(Items listed in a dataset)
-.-.-
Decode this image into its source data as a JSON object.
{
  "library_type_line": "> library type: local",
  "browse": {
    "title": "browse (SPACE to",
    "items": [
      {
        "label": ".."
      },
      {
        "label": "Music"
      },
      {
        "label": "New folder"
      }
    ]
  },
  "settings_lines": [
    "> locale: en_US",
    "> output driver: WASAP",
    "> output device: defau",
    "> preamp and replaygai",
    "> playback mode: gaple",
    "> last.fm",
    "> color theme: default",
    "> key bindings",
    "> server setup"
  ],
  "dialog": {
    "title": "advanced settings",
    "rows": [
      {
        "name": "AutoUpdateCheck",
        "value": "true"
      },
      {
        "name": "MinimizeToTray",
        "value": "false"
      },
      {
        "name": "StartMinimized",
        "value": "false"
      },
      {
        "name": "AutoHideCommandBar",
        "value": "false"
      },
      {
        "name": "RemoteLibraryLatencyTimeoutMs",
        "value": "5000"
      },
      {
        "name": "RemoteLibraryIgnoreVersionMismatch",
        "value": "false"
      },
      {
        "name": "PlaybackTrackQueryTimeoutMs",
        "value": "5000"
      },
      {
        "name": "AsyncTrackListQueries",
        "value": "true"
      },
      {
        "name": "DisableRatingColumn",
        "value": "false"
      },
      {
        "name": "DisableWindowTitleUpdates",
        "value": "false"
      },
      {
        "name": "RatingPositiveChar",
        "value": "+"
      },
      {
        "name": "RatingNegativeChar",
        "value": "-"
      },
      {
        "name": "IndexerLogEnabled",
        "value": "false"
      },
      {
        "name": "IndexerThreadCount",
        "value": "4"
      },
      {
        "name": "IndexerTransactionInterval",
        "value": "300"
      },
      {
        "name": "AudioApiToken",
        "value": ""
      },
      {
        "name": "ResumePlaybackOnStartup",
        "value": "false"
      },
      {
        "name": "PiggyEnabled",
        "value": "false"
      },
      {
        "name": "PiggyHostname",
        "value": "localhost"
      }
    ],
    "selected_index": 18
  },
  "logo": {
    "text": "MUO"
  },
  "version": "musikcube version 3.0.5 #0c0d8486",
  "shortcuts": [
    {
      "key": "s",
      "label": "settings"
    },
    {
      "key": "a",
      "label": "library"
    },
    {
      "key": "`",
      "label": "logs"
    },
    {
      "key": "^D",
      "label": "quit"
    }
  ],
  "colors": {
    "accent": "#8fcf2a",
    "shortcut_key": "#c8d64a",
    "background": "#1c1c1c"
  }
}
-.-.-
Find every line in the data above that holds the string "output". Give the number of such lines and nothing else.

2